KGV-Lambert Smith Hampton (Johor) executive director Samuel Tan, noting that the average time taken for a project to be completed and delivered in Johor was four years on average, said: “By the second half onwards, the trend will be more obvious.”
Data from the National Property Information Centre (Napic) indicated that there were 719,421 existing residential units in the state as at the fourth quarter of last year; 142,567 units were classified as “incoming supply”, that is, under construction, and 193,271 units were labelled “planned supply”, meaning these were units which had received approval but on which work hadn’t begun.
The service-apartment segment is probably of greatest concern.
Some 80,000 units have been approved in Iskandar, and about 10,000 are now being built, but it is unclear how many units have been sold.
This is despite housing minister Abdul Rahman Dahlan having promised to give home buyers access to sales data under a web exchange which was to have been set up by his ministry a year ago. This information is still publicly unavailable.
Property transactions in Johor have been hit hard, slumping in the last quarter by a third, quarter on quarter; nationally, the contraction was only 7 per cent.
Napic data noted, however, that prices had dipped only 1 per cent.
Kuala Lumpur registered 12 per cent fewer transactions; in Selangor, transactions grew 2 per cent, and in Penang, 8 per cent.
For the full year 2014, average home prices rose 9 per cent to RM290,116 (S$108,541), from RM266,304 in 2013.
Transactions continued to slip in the first three months of 2015, falling by about 6 per cent to 88,000 units from 92,900 units for the corresponding period last year.
With lending much tighter and consumers wary of economic uncertainties, realtors say that asking prices – while not heavily discounted, especially in the more populous and dynamic Klang Valley and Penang – are now more realistic.
Malaysia Institute of Estate Agents (MIEA) president Siva Shanker said he expects the “newly-completed speculative property” segment to come under pressure this year, with low take-up rates in the secondary market. Johor, being more exposed, could be more affected.
The chairman of MIEA’s Johor branch S Vadeveloo added that young Johoreans or those working in Singapore had bought these units in the belief that they could be “flipped” for a fat profit when completed – and this was before last year’s ban of the developer interest bearing scheme.

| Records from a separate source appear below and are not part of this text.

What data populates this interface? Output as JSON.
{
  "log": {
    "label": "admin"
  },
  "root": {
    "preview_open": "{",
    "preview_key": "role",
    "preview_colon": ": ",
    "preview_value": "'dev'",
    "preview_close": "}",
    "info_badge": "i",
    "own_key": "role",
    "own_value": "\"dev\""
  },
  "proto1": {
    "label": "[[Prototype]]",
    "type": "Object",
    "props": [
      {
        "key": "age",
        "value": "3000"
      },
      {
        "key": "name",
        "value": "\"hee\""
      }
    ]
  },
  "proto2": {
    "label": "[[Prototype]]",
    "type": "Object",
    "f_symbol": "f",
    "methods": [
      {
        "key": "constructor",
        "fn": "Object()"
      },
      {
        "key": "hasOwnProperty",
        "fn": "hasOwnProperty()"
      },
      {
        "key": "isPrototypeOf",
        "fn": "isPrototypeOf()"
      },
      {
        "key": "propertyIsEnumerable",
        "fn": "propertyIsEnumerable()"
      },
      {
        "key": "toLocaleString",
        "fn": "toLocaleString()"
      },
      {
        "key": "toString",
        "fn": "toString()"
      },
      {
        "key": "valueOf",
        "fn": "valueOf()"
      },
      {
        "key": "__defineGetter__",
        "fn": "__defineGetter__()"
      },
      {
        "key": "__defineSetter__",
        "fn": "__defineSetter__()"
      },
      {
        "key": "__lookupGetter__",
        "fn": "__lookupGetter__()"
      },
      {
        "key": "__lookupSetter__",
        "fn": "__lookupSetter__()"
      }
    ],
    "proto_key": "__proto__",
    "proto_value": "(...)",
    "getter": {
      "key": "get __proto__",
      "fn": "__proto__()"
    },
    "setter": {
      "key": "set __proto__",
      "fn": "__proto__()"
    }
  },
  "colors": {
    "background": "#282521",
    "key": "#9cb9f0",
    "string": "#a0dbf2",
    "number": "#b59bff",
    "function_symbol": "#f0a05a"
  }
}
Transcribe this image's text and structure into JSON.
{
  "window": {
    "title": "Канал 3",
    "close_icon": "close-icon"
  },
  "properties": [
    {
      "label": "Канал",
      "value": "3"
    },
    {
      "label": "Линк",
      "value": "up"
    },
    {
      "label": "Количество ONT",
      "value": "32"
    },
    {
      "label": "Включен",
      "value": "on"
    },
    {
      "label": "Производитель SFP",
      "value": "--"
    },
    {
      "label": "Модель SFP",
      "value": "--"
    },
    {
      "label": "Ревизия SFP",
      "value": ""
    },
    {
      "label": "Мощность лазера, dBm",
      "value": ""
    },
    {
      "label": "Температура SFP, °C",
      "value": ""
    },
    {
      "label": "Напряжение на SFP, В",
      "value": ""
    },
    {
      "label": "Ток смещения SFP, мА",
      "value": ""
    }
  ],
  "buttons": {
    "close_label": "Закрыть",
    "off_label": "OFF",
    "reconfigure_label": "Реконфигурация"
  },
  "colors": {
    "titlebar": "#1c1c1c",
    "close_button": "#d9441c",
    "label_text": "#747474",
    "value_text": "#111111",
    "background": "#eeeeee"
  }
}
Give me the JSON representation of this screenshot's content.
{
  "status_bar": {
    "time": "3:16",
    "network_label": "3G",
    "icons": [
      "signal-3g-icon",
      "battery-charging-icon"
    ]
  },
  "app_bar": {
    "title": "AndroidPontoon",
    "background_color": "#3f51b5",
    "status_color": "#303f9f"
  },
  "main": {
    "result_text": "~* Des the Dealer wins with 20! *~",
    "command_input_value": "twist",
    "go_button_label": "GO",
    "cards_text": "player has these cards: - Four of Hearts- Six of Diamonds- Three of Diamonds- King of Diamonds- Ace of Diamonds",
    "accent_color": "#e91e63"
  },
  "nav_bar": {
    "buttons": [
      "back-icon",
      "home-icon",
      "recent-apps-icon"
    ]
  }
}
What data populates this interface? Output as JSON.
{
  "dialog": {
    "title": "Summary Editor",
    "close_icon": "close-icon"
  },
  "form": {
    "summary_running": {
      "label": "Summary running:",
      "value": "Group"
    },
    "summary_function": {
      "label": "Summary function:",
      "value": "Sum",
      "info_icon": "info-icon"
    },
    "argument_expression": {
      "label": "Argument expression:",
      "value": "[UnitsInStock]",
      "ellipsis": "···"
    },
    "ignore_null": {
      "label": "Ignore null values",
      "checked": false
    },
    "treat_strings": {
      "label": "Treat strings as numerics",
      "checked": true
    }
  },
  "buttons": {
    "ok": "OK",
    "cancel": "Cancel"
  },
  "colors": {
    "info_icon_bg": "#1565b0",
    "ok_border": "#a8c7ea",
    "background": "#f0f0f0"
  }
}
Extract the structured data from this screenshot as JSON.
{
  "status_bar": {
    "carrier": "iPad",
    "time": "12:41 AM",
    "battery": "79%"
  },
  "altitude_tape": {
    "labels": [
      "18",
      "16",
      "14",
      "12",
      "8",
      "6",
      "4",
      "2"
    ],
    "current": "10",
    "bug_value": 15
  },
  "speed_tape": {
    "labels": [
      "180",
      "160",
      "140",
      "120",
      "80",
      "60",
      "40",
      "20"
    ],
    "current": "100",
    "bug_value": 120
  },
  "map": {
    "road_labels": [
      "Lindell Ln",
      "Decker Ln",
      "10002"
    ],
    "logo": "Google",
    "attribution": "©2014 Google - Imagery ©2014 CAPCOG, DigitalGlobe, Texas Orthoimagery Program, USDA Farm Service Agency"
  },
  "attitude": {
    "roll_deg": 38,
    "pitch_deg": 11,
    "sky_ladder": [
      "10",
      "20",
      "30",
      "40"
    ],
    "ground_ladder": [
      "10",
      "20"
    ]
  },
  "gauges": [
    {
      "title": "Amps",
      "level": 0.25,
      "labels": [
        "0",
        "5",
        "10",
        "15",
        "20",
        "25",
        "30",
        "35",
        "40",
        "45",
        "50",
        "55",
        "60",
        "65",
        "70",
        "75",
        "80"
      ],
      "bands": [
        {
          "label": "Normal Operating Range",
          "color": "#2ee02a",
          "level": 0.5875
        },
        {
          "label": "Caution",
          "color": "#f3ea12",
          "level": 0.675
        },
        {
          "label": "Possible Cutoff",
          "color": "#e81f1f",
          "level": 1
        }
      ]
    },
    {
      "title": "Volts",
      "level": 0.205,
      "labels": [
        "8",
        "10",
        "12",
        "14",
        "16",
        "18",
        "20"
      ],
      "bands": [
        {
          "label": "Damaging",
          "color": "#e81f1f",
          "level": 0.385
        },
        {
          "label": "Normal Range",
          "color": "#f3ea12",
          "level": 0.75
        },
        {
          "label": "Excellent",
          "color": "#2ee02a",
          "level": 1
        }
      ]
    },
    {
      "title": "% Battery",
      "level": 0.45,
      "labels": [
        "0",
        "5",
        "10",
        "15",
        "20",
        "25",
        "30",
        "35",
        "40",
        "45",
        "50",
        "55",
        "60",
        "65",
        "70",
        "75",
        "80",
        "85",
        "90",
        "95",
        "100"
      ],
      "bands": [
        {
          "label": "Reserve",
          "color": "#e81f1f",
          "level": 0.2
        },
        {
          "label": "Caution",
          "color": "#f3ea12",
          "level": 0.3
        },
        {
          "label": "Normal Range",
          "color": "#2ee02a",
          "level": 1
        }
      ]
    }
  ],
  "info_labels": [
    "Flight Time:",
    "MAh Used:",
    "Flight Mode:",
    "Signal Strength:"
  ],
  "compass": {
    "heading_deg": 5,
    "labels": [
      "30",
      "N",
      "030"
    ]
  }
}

If a resale on the secondary market proves difficult or if tenants are hard to come by – Mr Vadeveloo thinks there aren’t enough expatriates in Johor willing to pay between RM4,000 and RM5,000 monthly to rent a high-end apartment – the owners will have to accept lower prices, rather than juggle mortgage payments.
“If one or two units go under the hammer, it’ll affect the price of others in the project,” KGV’s Mr Tan warned.
Auctions of high-end properties could be on the rise, said the local weekly Focus Malaysia, which recently reported a 5 per cent increase in the segment in general; it said that auctioneers are projecting the figure to hit a fifth in the second half of the year.
Notwithstanding the confirmation of the High Speed Train by PM Lee and PM Najib has provided the impetus for the demograpgic and business shifts into Nusajaya in the coming medium to long term. Stay tuned.